By Stefan Read SVP, Engagement Advisory & Strategy Practice Lead, Jackman | August 08, 2021
During the pandemic, consumers changed how they shopped, cooked, and even ate as a result of public health restrictions, difficulties getting groceries, and additional time spent at home. In one survey, 85% of consumers say they've altered their eating habits. And the entire food industry-from grocery stores to CPG companies to wholesale suppliers-was forced to adapt to these changes.
Restaurants were especially hard hit. In the United States, it's estimated that more than 110,000 eating and drinking establishments permanently closed their doors as of January 2021. But restauranteurs have always been an inventive bunch and many successfully pivoted to meet the new demands. They got really good at take out, created at-home cooking kits, and went directly to consumers with their signature products.

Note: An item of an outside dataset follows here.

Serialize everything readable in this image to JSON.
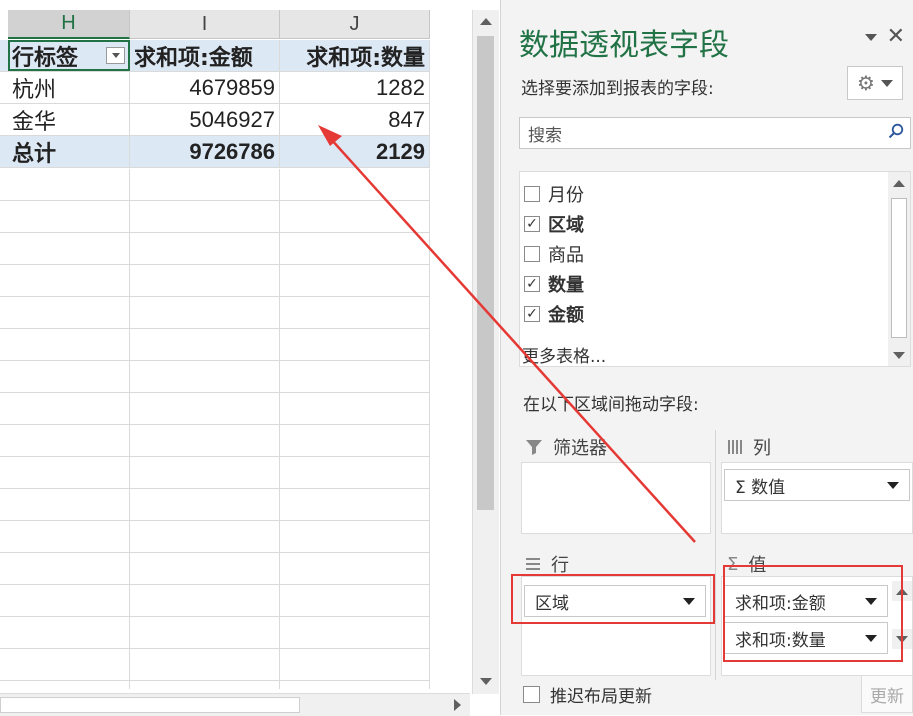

Before the pandemic, the lines between restaurant, grocery, and CPG were blurring, and COVID further accelerated this trend. Large CPGs like PepsiCo, Kroger, and Heinz have launched direct-to-consumer platforms, grocery stores are evolving to include dining spaces (sometimes referred to as grocerants), and restaurants are increasingly offering private-label products in supermarkets and online. Not only is CPG a supplemental revenue stream, but it also allows a restaurant to expand its reach beyond its own four walls and to become a more widely known brand.

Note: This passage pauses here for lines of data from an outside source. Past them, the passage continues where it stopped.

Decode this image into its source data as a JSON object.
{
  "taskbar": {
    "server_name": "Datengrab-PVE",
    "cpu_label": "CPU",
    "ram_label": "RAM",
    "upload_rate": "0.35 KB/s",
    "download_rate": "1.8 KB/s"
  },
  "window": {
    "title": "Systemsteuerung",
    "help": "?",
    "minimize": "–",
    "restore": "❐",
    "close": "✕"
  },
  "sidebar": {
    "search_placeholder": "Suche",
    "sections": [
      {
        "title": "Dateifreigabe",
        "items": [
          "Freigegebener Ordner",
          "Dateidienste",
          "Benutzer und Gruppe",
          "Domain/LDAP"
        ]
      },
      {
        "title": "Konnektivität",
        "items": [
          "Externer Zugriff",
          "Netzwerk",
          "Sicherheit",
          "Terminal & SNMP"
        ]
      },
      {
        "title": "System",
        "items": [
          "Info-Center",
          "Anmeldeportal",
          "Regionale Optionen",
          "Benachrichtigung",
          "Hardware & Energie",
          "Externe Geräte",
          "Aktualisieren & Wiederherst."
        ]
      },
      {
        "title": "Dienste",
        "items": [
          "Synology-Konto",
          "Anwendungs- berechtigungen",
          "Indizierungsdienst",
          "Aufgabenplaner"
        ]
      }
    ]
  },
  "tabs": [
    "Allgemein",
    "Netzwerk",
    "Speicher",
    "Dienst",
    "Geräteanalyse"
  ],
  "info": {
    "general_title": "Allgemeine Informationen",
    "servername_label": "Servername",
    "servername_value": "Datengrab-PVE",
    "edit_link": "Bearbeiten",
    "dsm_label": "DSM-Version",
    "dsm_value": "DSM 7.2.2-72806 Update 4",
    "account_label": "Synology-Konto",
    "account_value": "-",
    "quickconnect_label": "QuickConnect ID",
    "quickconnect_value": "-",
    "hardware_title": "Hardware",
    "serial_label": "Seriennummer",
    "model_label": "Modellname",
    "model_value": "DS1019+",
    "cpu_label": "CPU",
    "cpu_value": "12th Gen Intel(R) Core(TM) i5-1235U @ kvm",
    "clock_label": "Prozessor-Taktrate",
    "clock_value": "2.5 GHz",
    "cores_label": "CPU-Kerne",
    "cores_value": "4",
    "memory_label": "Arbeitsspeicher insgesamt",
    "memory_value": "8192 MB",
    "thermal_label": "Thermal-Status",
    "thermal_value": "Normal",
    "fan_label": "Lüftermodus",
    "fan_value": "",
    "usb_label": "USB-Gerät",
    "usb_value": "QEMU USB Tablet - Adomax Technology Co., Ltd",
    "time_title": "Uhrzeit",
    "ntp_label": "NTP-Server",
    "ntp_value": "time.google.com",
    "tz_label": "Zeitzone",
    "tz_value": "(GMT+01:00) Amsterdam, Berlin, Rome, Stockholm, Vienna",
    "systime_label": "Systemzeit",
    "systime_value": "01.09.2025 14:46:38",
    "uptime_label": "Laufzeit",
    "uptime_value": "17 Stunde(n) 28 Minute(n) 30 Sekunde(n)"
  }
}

Restaurants Find CPG Success
In March 2021, Michelin-starred Italian restaurant Carbone launched DTC packaged sauces. Eric Skae, the CEO of Carbone Fine Foods, explained: "The goal was to give consumers something that they can recreate, a Carbone-type recipe in their own home and that's what we've been able to accomplish." They currently have three sauces on the market but expect a fourth soon. Skae joked, "I think the hardest part was dealing with two award-winning chefs and getting people to agree on taste. Really, really nailing that Carbone taste took an extraordinary amount of time."

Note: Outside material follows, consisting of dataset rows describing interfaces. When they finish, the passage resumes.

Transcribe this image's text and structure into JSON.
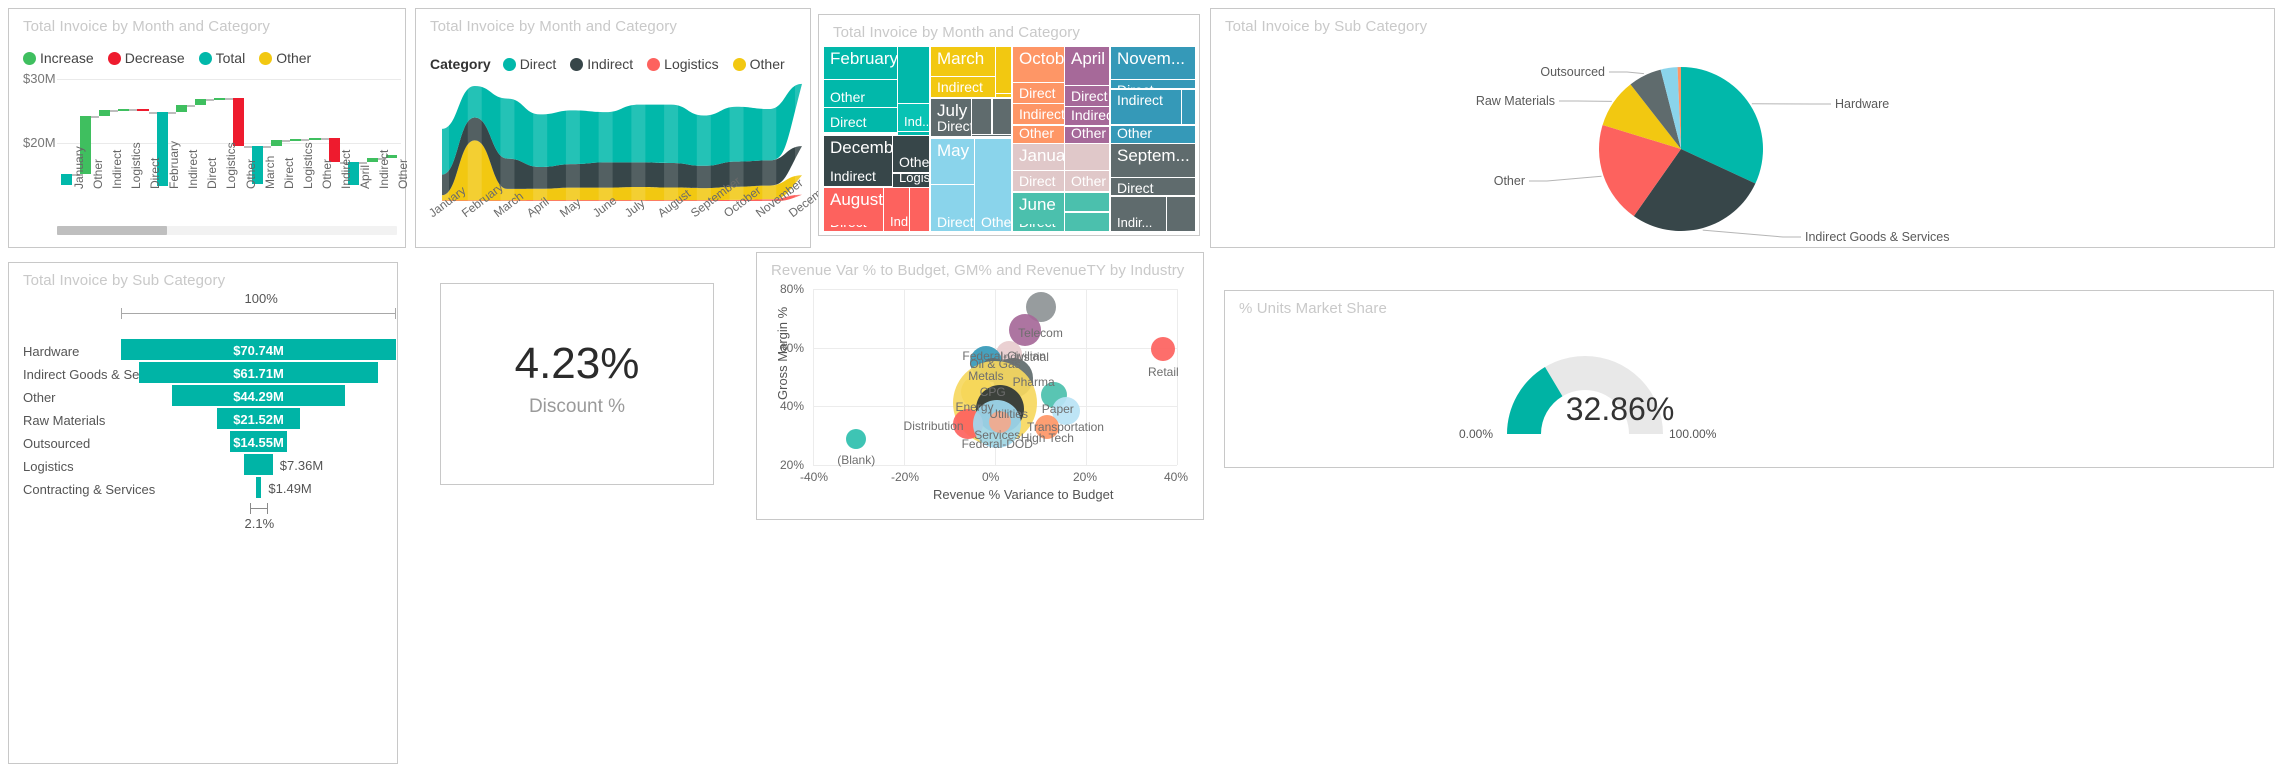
{
  "panels": {
    "waterfall": {
      "title": "Total Invoice by Month and Category"
    },
    "area": {
      "title": "Total Invoice by Month and Category"
    },
    "treemap": {
      "title": "Total Invoice by Month and Category"
    },
    "pie": {
      "title": "Total Invoice by Sub Category"
    },
    "funnel": {
      "title": "Total Invoice by Sub Category"
    },
    "card": {
      "title": ""
    },
    "scatter": {
      "title": "Revenue Var % to Budget, GM% and RevenueTY by Industry"
    },
    "gauge": {
      "title": "% Units Market Share"
    }
  },
  "chart_data": [
    {
      "id": "waterfall",
      "type": "bar",
      "title": "Total Invoice by Month and Category",
      "subtype": "waterfall",
      "xlabel": "",
      "ylabel": "",
      "ylim": [
        13.2,
        31.5
      ],
      "yticks": [
        "$20M",
        "$30M"
      ],
      "grid": true,
      "legend_position": "top",
      "legend": [
        {
          "label": "Increase",
          "color": "#3FBF5F"
        },
        {
          "label": "Decrease",
          "color": "#EE1B2E"
        },
        {
          "label": "Total",
          "color": "#01B8AA"
        },
        {
          "label": "Other",
          "color": "#F2C811"
        }
      ],
      "categories": [
        "January",
        "Other",
        "Indirect",
        "Logistics",
        "Direct",
        "February",
        "Indirect",
        "Direct",
        "Logistics",
        "Other",
        "March",
        "Direct",
        "Logistics",
        "Other",
        "Indirect",
        "April",
        "Indirect",
        "Other"
      ],
      "bars": [
        {
          "label": "January",
          "kind": "Total",
          "start": 13.3,
          "end": 15.1
        },
        {
          "label": "Other",
          "kind": "Increase",
          "start": 15.1,
          "end": 24.2
        },
        {
          "label": "Indirect",
          "kind": "Increase",
          "start": 24.2,
          "end": 25.1
        },
        {
          "label": "Logistics",
          "kind": "Increase",
          "start": 25.1,
          "end": 25.3
        },
        {
          "label": "Direct",
          "kind": "Decrease",
          "start": 25.3,
          "end": 24.9
        },
        {
          "label": "February",
          "kind": "Total",
          "start": 13.1,
          "end": 24.9
        },
        {
          "label": "Indirect",
          "kind": "Increase",
          "start": 24.9,
          "end": 25.9
        },
        {
          "label": "Direct",
          "kind": "Increase",
          "start": 25.9,
          "end": 26.8
        },
        {
          "label": "Logistics",
          "kind": "Increase",
          "start": 26.8,
          "end": 27.0
        },
        {
          "label": "Other",
          "kind": "Decrease",
          "start": 27.0,
          "end": 19.4
        },
        {
          "label": "March",
          "kind": "Total",
          "start": 13.5,
          "end": 19.4
        },
        {
          "label": "Direct",
          "kind": "Increase",
          "start": 19.4,
          "end": 20.4
        },
        {
          "label": "Logistics",
          "kind": "Increase",
          "start": 20.4,
          "end": 20.6
        },
        {
          "label": "Other",
          "kind": "Increase",
          "start": 20.6,
          "end": 20.7
        },
        {
          "label": "Indirect",
          "kind": "Decrease",
          "start": 20.7,
          "end": 16.9
        },
        {
          "label": "April",
          "kind": "Total",
          "start": 13.3,
          "end": 16.9
        },
        {
          "label": "Indirect",
          "kind": "Increase",
          "start": 16.9,
          "end": 17.6
        },
        {
          "label": "Other",
          "kind": "Increase",
          "start": 17.6,
          "end": 18.1
        }
      ],
      "scrollbar": {
        "thumb_start_pct": 0,
        "thumb_width_pct": 32
      }
    },
    {
      "id": "area",
      "type": "area",
      "subtype": "stacked-area",
      "title": "Total Invoice by Month and Category",
      "legend_title": "Category",
      "legend_position": "top",
      "legend": [
        {
          "label": "Direct",
          "color": "#01B8AA"
        },
        {
          "label": "Indirect",
          "color": "#374649"
        },
        {
          "label": "Logistics",
          "color": "#FD625E"
        },
        {
          "label": "Other",
          "color": "#F2C811"
        }
      ],
      "categories": [
        "January",
        "February",
        "March",
        "April",
        "May",
        "June",
        "July",
        "August",
        "September",
        "October",
        "November",
        "December"
      ],
      "series": [
        {
          "name": "Other",
          "color": "#F2C811",
          "values": [
            0.9,
            10.5,
            2.0,
            2.0,
            2.2,
            2.2,
            2.3,
            2.2,
            2.1,
            2.3,
            2.4,
            3.4
          ]
        },
        {
          "name": "Logistics",
          "color": "#FD625E",
          "values": [
            0.12,
            0.12,
            0.12,
            0.15,
            0.15,
            0.15,
            0.16,
            0.16,
            0.16,
            0.2,
            0.3,
            1.1
          ]
        },
        {
          "name": "Indirect",
          "color": "#374649",
          "values": [
            3.6,
            4.0,
            5.3,
            3.8,
            4.1,
            4.4,
            4.3,
            4.3,
            3.9,
            4.4,
            4.4,
            5.1
          ]
        },
        {
          "name": "Direct",
          "color": "#01B8AA",
          "values": [
            8.0,
            5.5,
            10.5,
            9.2,
            9.4,
            8.8,
            10.1,
            10.2,
            8.8,
            9.6,
            9.0,
            10.9
          ]
        }
      ],
      "ylim": [
        0,
        21
      ]
    },
    {
      "id": "treemap",
      "type": "heatmap",
      "subtype": "treemap",
      "title": "Total Invoice by Month and Category",
      "groups": [
        {
          "name": "February",
          "color": "#01B8AA",
          "children": [
            "Other",
            "Direct",
            "Ind..."
          ]
        },
        {
          "name": "December",
          "color": "#374649",
          "children": [
            "Other",
            "Indirect",
            "Logis..."
          ]
        },
        {
          "name": "August",
          "color": "#FD625E",
          "children": [
            "Direct",
            "Ind..."
          ]
        },
        {
          "name": "March",
          "color": "#F2C811",
          "children": [
            "Indirect"
          ]
        },
        {
          "name": "July",
          "color": "#5F6B6D",
          "children": [
            "Direct"
          ]
        },
        {
          "name": "May",
          "color": "#8AD4EB",
          "children": [
            "Direct",
            "Other"
          ]
        },
        {
          "name": "October",
          "color": "#FE9666",
          "children": [
            "Direct",
            "Indirect",
            "Other"
          ]
        },
        {
          "name": "January",
          "color": "#E0C8C9",
          "children": [
            "Direct",
            "Other"
          ]
        },
        {
          "name": "June",
          "color": "#4BC0AD",
          "children": [
            "Direct"
          ]
        },
        {
          "name": "April",
          "color": "#A66999",
          "children": [
            "Direct",
            "Indirect",
            "Other"
          ]
        },
        {
          "name": "Novem...",
          "color": "#3599B8",
          "children": [
            "Direct",
            "Indirect",
            "Other"
          ]
        },
        {
          "name": "Septem...",
          "color": "#5F6B6D",
          "children": [
            "Direct",
            "Indir..."
          ]
        }
      ]
    },
    {
      "id": "pie",
      "type": "pie",
      "title": "Total Invoice by Sub Category",
      "labels": [
        "Hardware",
        "Indirect Goods & Services",
        "Other",
        "Raw Materials",
        "Outsourced",
        "Logistics",
        "Contracting & Services"
      ],
      "values": [
        70.74,
        61.71,
        44.29,
        21.52,
        14.55,
        7.36,
        1.49
      ],
      "colors": [
        "#01B8AA",
        "#374649",
        "#FD625E",
        "#F2C811",
        "#5F6B6D",
        "#8AD4EB",
        "#FE9666"
      ],
      "shown_labels": [
        "Hardware",
        "Indirect Goods & Services",
        "Other",
        "Raw Materials",
        "Outsourced"
      ]
    },
    {
      "id": "funnel",
      "type": "bar",
      "subtype": "funnel",
      "title": "Total Invoice by Sub Category",
      "top_pct": "100%",
      "bottom_pct": "2.1%",
      "bar_color": "#00B3A4",
      "categories": [
        "Hardware",
        "Indirect Goods & Ser...",
        "Other",
        "Raw Materials",
        "Outsourced",
        "Logistics",
        "Contracting & Services"
      ],
      "values": [
        70.74,
        61.71,
        44.29,
        21.52,
        14.55,
        7.36,
        1.49
      ],
      "value_labels": [
        "$70.74M",
        "$61.71M",
        "$44.29M",
        "$21.52M",
        "$14.55M",
        "$7.36M",
        "$1.49M"
      ],
      "labels_inside": [
        true,
        true,
        true,
        true,
        true,
        false,
        false
      ]
    },
    {
      "id": "card",
      "type": "table",
      "subtype": "kpi-card",
      "value": "4.23%",
      "caption": "Discount %"
    },
    {
      "id": "scatter",
      "type": "scatter",
      "subtype": "bubble",
      "title": "Revenue Var % to Budget, GM% and RevenueTY by Industry",
      "xlabel": "Revenue % Variance to Budget",
      "ylabel": "Gross Margin %",
      "xticks": [
        "-40%",
        "-20%",
        "0%",
        "20%",
        "40%"
      ],
      "yticks": [
        "20%",
        "40%",
        "60%",
        "80%"
      ],
      "xlim": [
        -40,
        40
      ],
      "ylim": [
        20,
        80
      ],
      "grid": true,
      "points": [
        {
          "label": "Telecom",
          "x": 10.0,
          "y": 74.0,
          "r": 15,
          "color": "#8E9496"
        },
        {
          "label": "Industrial",
          "x": 6.5,
          "y": 66.0,
          "r": 16,
          "color": "#A66999"
        },
        {
          "label": "Retail",
          "x": 37.0,
          "y": 59.5,
          "r": 12,
          "color": "#FD625E"
        },
        {
          "label": "Federal-Civilian",
          "x": 3.0,
          "y": 58.0,
          "r": 13,
          "color": "#E8CCCE"
        },
        {
          "label": "Oil & Gas",
          "x": -2.0,
          "y": 55.0,
          "r": 16,
          "color": "#3599B8"
        },
        {
          "label": "Metals",
          "x": -0.5,
          "y": 52.5,
          "r": 12,
          "color": "#5F6B6D"
        },
        {
          "label": "Pharma",
          "x": 4.0,
          "y": 49.5,
          "r": 20,
          "color": "#5F6B6D"
        },
        {
          "label": "CPG",
          "x": -4.0,
          "y": 45.0,
          "r": 16,
          "color": "#F2C811"
        },
        {
          "label": "Paper",
          "x": 13.0,
          "y": 44.0,
          "r": 13,
          "color": "#4BC0AD"
        },
        {
          "label": "Energy",
          "x": 0.0,
          "y": 41.0,
          "r": 42,
          "color": "#F6D860"
        },
        {
          "label": "Utilities",
          "x": 1.0,
          "y": 39.0,
          "r": 24,
          "color": "#2B3437"
        },
        {
          "label": "Transportation",
          "x": 15.5,
          "y": 38.5,
          "r": 14,
          "color": "#B9E3F5"
        },
        {
          "label": "Distribution",
          "x": -6.0,
          "y": 34.0,
          "r": 15,
          "color": "#FD625E"
        },
        {
          "label": "High Tech",
          "x": 11.5,
          "y": 33.0,
          "r": 12,
          "color": "#FE9666"
        },
        {
          "label": "Federal-DOD",
          "x": 0.5,
          "y": 34.0,
          "r": 24,
          "color": "#9FD9F0"
        },
        {
          "label": "Services",
          "x": 1.0,
          "y": 34.5,
          "r": 11,
          "color": "#F3A98C"
        },
        {
          "label": "(Blank)",
          "x": -30.5,
          "y": 29.0,
          "r": 10,
          "color": "#2EBFAE"
        }
      ]
    },
    {
      "id": "gauge",
      "type": "pie",
      "subtype": "gauge",
      "title": "% Units Market Share",
      "value": 32.86,
      "value_label": "32.86%",
      "min_label": "0.00%",
      "max_label": "100.00%",
      "fill_color": "#00B3A4",
      "track_color": "#E8E8E8"
    }
  ]
}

Christine Tosi, the founder of Milk Bar, a New York bakery known for selling cereal milk and cake truffles, made her supermarket debut at the very beginning of the pandemic (it had been in the works for years) with a line of cookies. Shoppers at Whole Foods, Amazon, and Target can now get the bakery's confetti cookie (which is packed with sprinkles); the cornflake, chocolate chip, and marshmallow cookie; or the compost cookie (which includes potato chips, pretzels, chocolate and butterscotch chips, and coffee grounds). And starting in June 2021, the same grocers will offer pints of Milk Bar's ice cream with flavors like Birthday Cake and Cereal Milk. The bakery also has a thriving DTC website from which they will ship classic birthday cakes, cookie pies, or cookie sampler sets to customers across the United States.